+++ The input +++
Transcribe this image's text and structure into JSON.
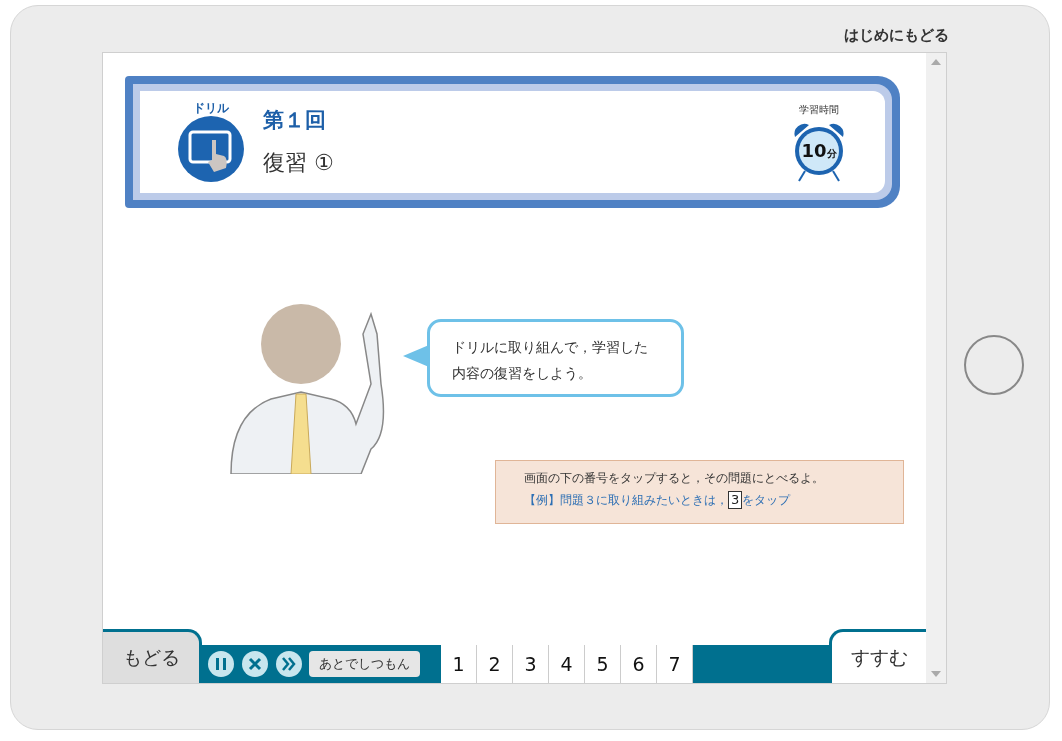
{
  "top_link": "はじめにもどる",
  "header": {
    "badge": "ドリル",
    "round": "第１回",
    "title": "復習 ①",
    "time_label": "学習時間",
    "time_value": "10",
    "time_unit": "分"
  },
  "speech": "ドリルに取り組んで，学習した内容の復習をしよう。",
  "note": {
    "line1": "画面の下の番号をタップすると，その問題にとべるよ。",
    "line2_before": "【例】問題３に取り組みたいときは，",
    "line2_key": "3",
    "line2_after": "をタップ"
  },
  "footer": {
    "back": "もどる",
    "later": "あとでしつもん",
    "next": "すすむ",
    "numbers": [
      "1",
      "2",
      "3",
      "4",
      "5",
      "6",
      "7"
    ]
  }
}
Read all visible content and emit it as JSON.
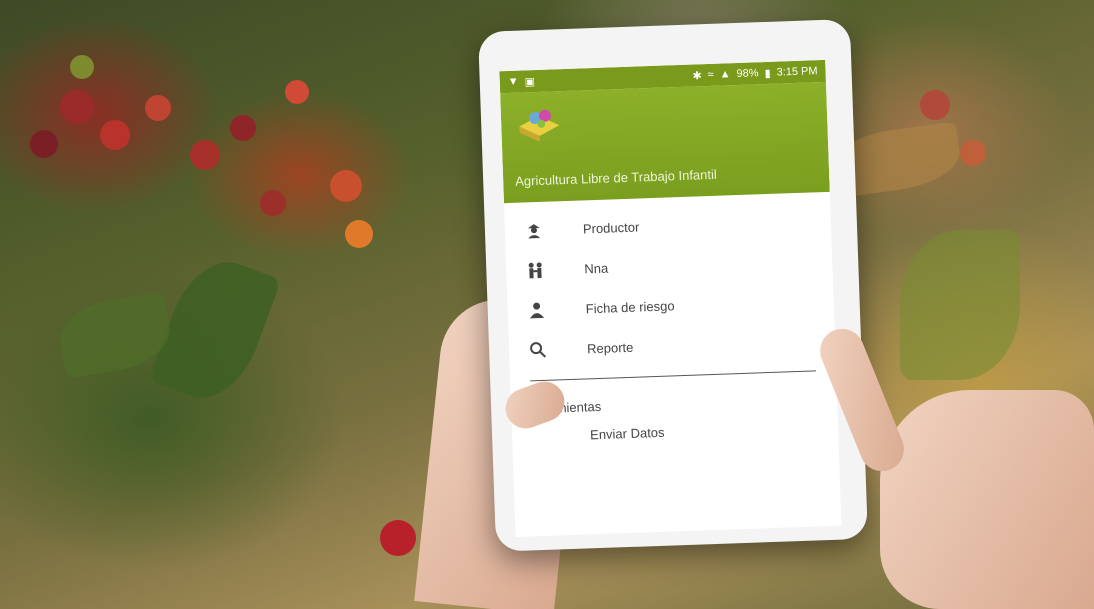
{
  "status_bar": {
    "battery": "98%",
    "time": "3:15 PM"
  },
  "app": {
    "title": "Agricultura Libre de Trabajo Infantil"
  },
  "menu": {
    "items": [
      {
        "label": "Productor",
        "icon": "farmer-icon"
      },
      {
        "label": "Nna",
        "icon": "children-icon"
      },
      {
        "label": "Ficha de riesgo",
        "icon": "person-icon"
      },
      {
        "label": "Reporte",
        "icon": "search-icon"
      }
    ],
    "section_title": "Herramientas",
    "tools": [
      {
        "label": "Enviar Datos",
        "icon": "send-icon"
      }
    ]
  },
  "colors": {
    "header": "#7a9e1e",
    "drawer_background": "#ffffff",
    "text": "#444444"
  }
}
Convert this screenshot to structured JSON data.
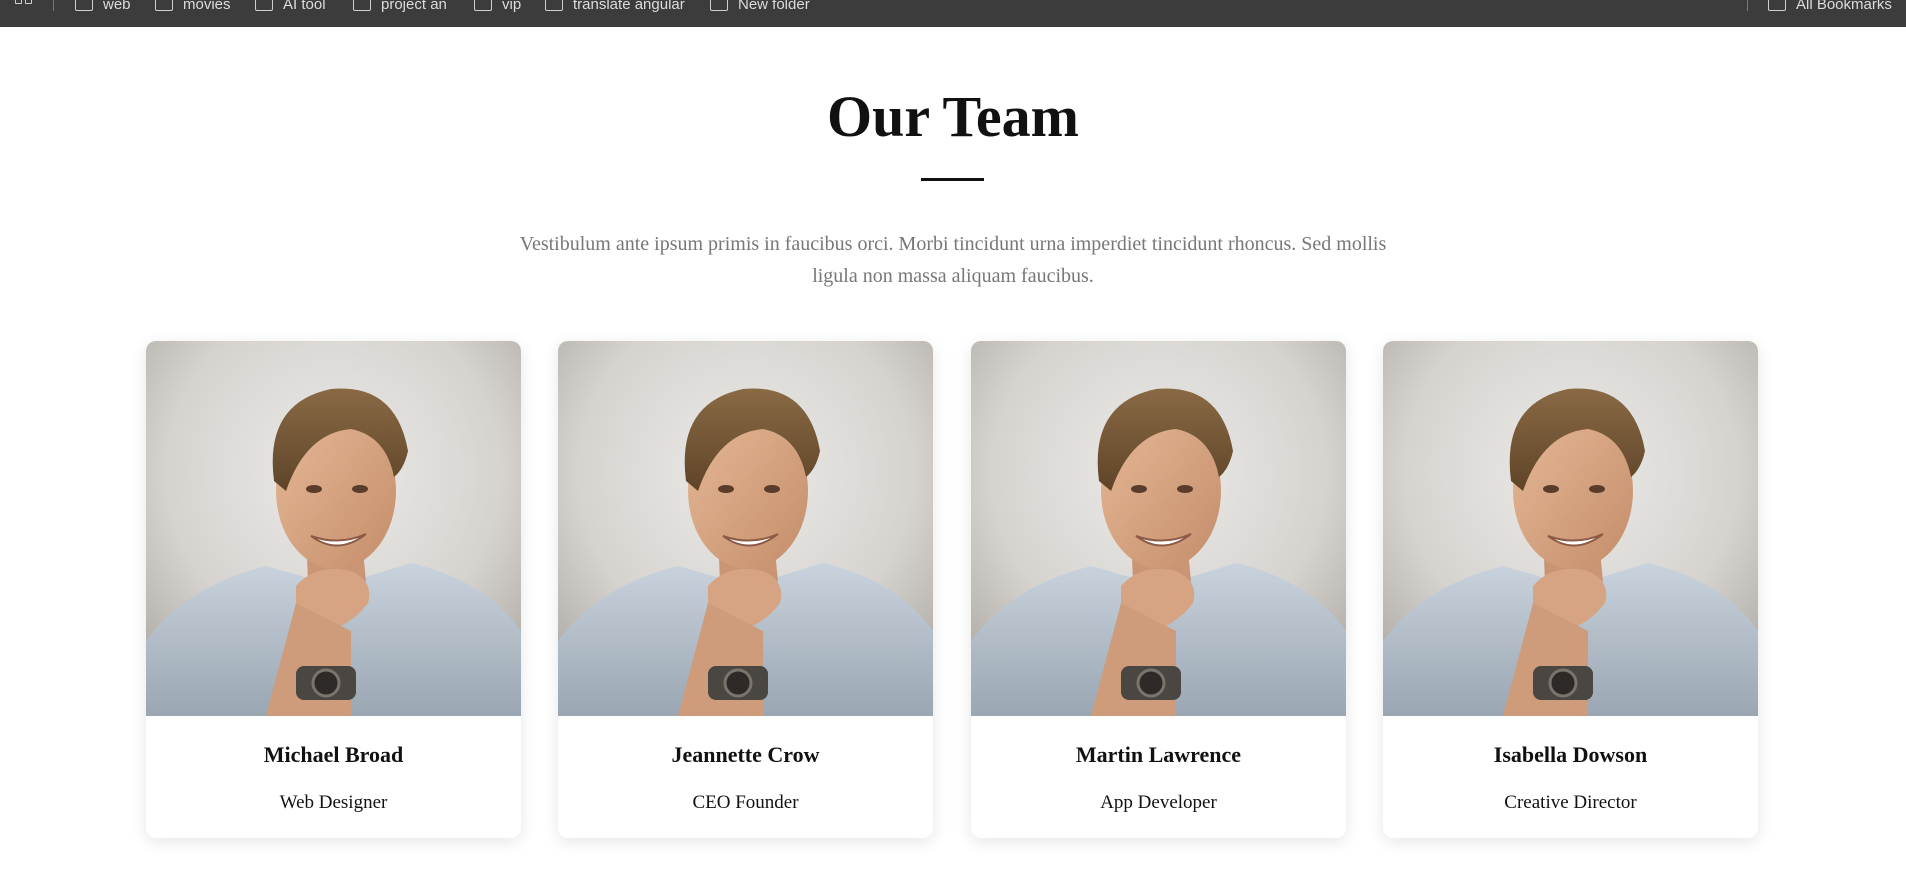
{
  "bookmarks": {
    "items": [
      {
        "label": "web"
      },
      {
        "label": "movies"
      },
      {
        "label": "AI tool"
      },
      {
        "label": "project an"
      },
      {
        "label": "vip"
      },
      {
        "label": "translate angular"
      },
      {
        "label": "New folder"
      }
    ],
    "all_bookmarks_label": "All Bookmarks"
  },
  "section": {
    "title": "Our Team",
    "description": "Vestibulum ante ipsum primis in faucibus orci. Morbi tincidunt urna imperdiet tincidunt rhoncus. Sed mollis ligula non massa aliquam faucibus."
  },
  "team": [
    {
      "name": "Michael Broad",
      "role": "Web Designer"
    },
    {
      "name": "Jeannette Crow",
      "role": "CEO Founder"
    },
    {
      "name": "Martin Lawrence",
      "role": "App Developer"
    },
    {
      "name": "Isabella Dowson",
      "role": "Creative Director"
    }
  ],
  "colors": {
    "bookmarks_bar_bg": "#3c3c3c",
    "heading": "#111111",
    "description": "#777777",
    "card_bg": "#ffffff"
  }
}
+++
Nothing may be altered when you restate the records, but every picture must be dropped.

Exercise answer —
Transcribe this image's text and structure into JSON.
{
  "top_link": "はじめにもどる",
  "header": {
    "badge": "ドリル",
    "round": "第１回",
    "title": "復習 ①",
    "time_label": "学習時間",
    "time_value": "10",
    "time_unit": "分"
  },
  "speech": "ドリルに取り組んで，学習した内容の復習をしよう。",
  "note": {
    "line1": "画面の下の番号をタップすると，その問題にとべるよ。",
    "line2_before": "【例】問題３に取り組みたいときは，",
    "line2_key": "3",
    "line2_after": "をタップ"
  },
  "footer": {
    "back": "もどる",
    "later": "あとでしつもん",
    "next": "すすむ",
    "numbers": [
      "1",
      "2",
      "3",
      "4",
      "5",
      "6",
      "7"
    ]
  }
}
Read all visible content and emit it as JSON.
{
  "status_bar": {
    "battery": "98%",
    "time": "3:15 PM"
  },
  "app": {
    "title": "Agricultura Libre de Trabajo Infantil"
  },
  "menu": {
    "items": [
      {
        "label": "Productor",
        "icon": "farmer-icon"
      },
      {
        "label": "Nna",
        "icon": "children-icon"
      },
      {
        "label": "Ficha de riesgo",
        "icon": "person-icon"
      },
      {
        "label": "Reporte",
        "icon": "search-icon"
      }
    ],
    "section_title": "Herramientas",
    "tools": [
      {
        "label": "Enviar Datos",
        "icon": "send-icon"
      }
    ]
  },
  "colors": {
    "header": "#7a9e1e",
    "drawer_background": "#ffffff",
    "text": "#444444"
  }
}
Convert this screenshot to structured JSON data.
{
  "bookmarks": {
    "items": [
      {
        "label": "web"
      },
      {
        "label": "movies"
      },
      {
        "label": "AI tool"
      },
      {
        "label": "project an"
      },
      {
        "label": "vip"
      },
      {
        "label": "translate angular"
      },
      {
        "label": "New folder"
      }
    ],
    "all_bookmarks_label": "All Bookmarks"
  },
  "section": {
    "title": "Our Team",
    "description": "Vestibulum ante ipsum primis in faucibus orci. Morbi tincidunt urna imperdiet tincidunt rhoncus. Sed mollis ligula non massa aliquam faucibus."
  },
  "team": [
    {
      "name": "Michael Broad",
      "role": "Web Designer"
    },
    {
      "name": "Jeannette Crow",
      "role": "CEO Founder"
    },
    {
      "name": "Martin Lawrence",
      "role": "App Developer"
    },
    {
      "name": "Isabella Dowson",
      "role": "Creative Director"
    }
  ],
  "colors": {
    "bookmarks_bar_bg": "#3c3c3c",
    "heading": "#111111",
    "description": "#777777",
    "card_bg": "#ffffff"
  }
}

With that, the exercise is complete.